[Interface dataset entries]
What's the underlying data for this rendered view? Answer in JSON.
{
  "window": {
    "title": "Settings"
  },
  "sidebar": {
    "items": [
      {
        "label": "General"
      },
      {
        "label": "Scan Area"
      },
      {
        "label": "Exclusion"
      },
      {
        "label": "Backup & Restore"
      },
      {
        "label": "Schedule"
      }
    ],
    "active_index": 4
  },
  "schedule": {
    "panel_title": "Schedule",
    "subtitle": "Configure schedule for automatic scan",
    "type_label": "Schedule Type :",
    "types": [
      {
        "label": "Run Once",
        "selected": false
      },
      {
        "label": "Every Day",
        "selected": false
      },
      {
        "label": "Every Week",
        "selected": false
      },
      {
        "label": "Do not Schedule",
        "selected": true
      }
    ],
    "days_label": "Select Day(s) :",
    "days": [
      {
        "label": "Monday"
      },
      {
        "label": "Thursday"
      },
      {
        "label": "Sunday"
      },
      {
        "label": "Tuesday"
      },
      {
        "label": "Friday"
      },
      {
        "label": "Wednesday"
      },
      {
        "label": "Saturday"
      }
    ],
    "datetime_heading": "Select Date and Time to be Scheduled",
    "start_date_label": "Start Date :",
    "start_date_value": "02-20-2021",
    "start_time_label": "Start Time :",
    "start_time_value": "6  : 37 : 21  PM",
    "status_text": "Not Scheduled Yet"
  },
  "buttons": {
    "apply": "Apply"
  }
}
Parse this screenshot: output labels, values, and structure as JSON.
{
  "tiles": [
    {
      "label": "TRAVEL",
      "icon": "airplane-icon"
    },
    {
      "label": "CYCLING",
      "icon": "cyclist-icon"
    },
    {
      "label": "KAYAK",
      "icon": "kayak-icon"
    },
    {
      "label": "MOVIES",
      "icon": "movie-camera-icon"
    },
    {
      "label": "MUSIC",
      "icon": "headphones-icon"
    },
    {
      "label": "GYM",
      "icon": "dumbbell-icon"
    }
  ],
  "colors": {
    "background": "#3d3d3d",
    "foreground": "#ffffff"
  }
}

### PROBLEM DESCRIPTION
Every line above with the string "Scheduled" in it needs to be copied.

### SOLUTION
    "datetime_heading": "Select Date and Time to be Scheduled",
    "status_text": "Not Scheduled Yet"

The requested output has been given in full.